Of course, in the grand scheme of things, this still adds to the overall worth of the UFC and, therefore, adds more money into the pool for fighters to earn. 

For a fighter to earn sponsorship money, it will have to come from sources outside of the UFC. For example, fighters often get sponsored by sportsbooks, clothing companies or supplements. McGregor is the most notable sponsored UFC athlete, as he has been sponsored by Burger King, Beats By Dre and Wynn Resorts, to name a few.

The more a fighter is known to the general public, the more sponsors they will get, so once again, those lesser-known fighters are unlikely to get sponsors until they make it deeper into the public eye.


The only aspect of payment that remains the same for every fighter on the UFC roster is a performance bonus. A fighter will earn $50,000 if they earn a Performance of the Night bonus, which is handed to them by the organization if those in power believe a fighter put on one of the best performances of the night.

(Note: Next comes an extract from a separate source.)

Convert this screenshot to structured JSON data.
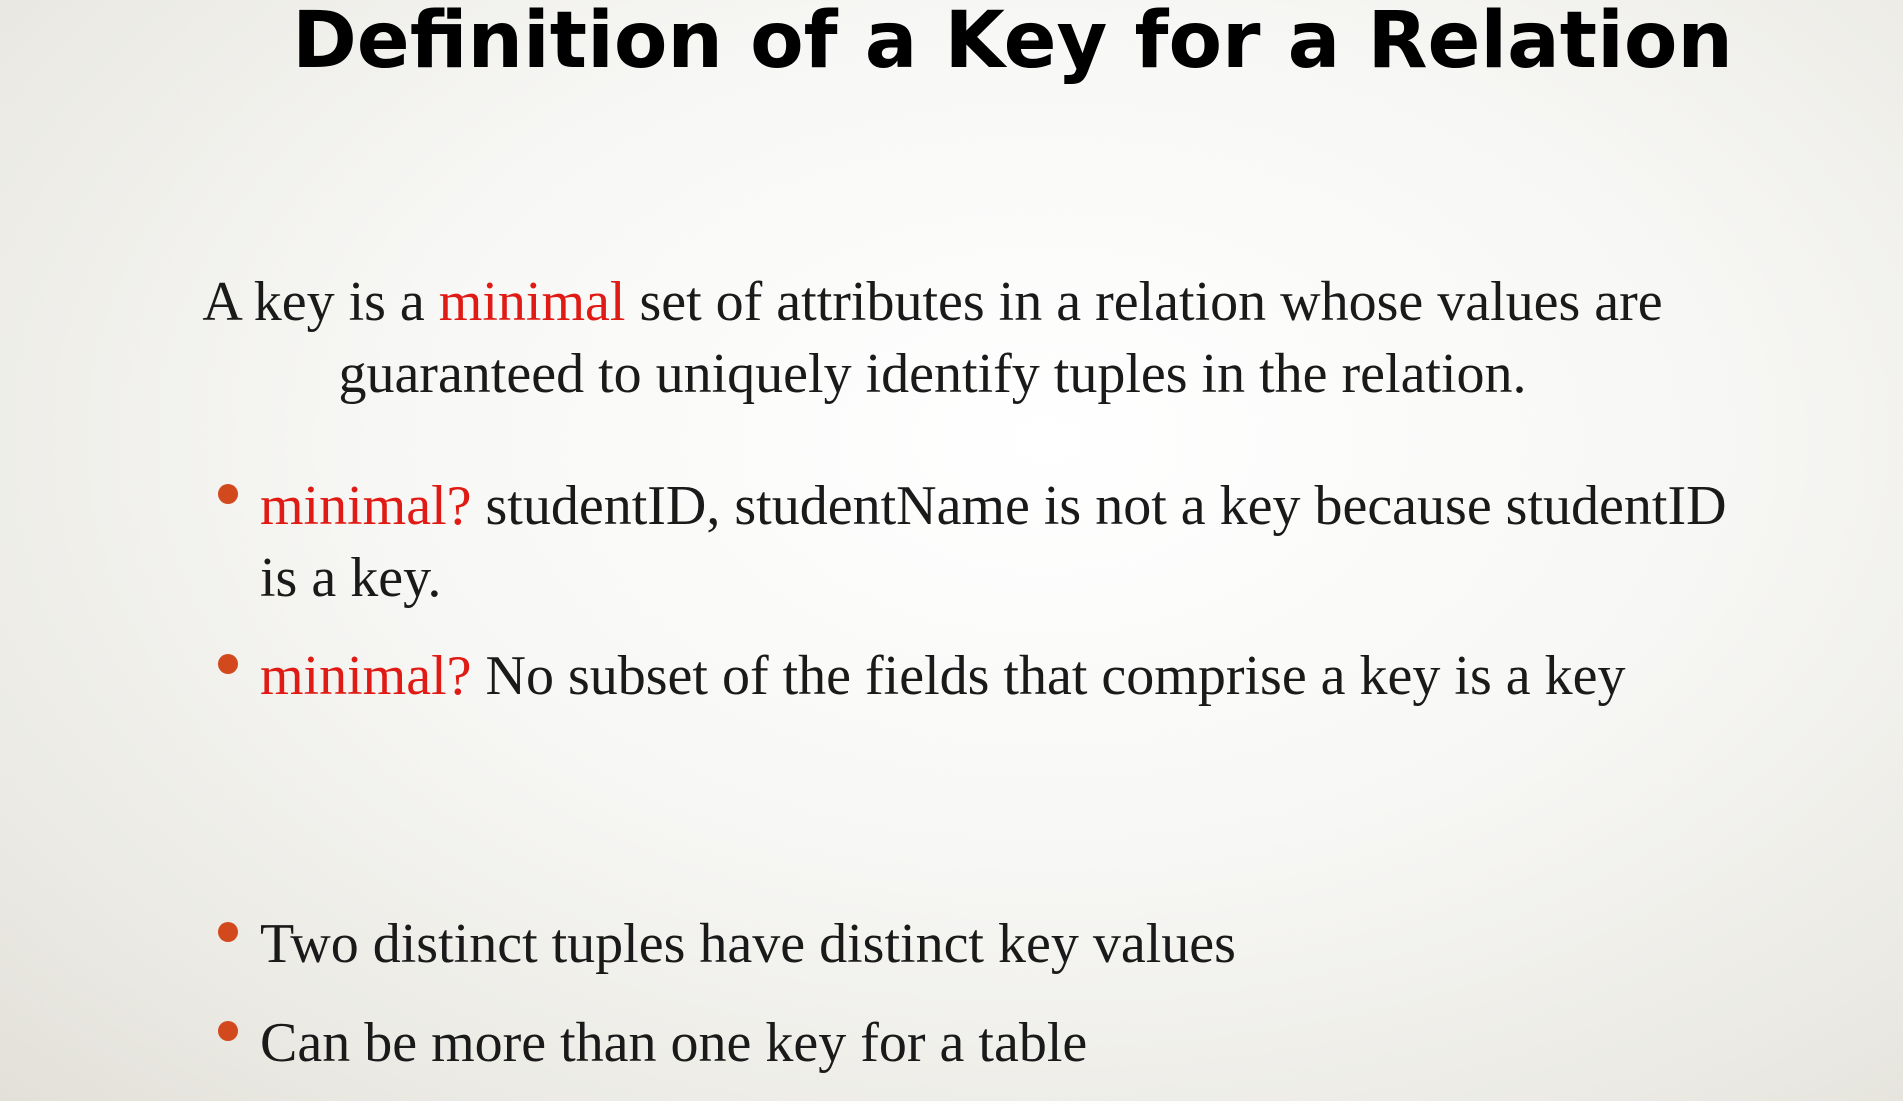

The same applies for a Fight of the Night bonus, where both fighters - regardless of the result - earn $50,000 for being in the best fight of that card, according to Dana White.

There were previous bonuses of $50,000 for Knockout of the Night and Submission of the Night, but since UFC Fight Night 36, the UFC has discontinued these bonuses and only the Performance of the Night and Fight of the Night prizes are up for grabs on each UFC fight card.

Are UFC Fighters Underpaid?

This ultimately depends on a few variables. First, the incredible wealth of McGregor and the growth of the UFC in the past decade has blurred the lines quite a lot in terms of the money going around in the organization.

Simply put, there is not enough attention on unranked fighters and not enough subscriptions and eyes watching them to justify such incredible payment. At the same time, for example, should a fighter agree to a four-fight deal and earn between $10,000 and $30,000 per fight, there is a chance he or she could take home a maximum of $120,000 for what is effectively four nights worth of work.

As well as this, should said fighter earn at least one Performance of the Night or Fight of the Night bonus in this time, they could get closer to the $200,000 mark. 

For example, light heavyweight contender, Paul Craig, has had 15 fights in the UFC but spent much of that time outside of the Top 10 and, therefore, hasn't earned a great deal from his agreed contract. On the other hand, he has secured seven Performance of the Night bonuses in this time and subsequently earned $350,000 from this alone.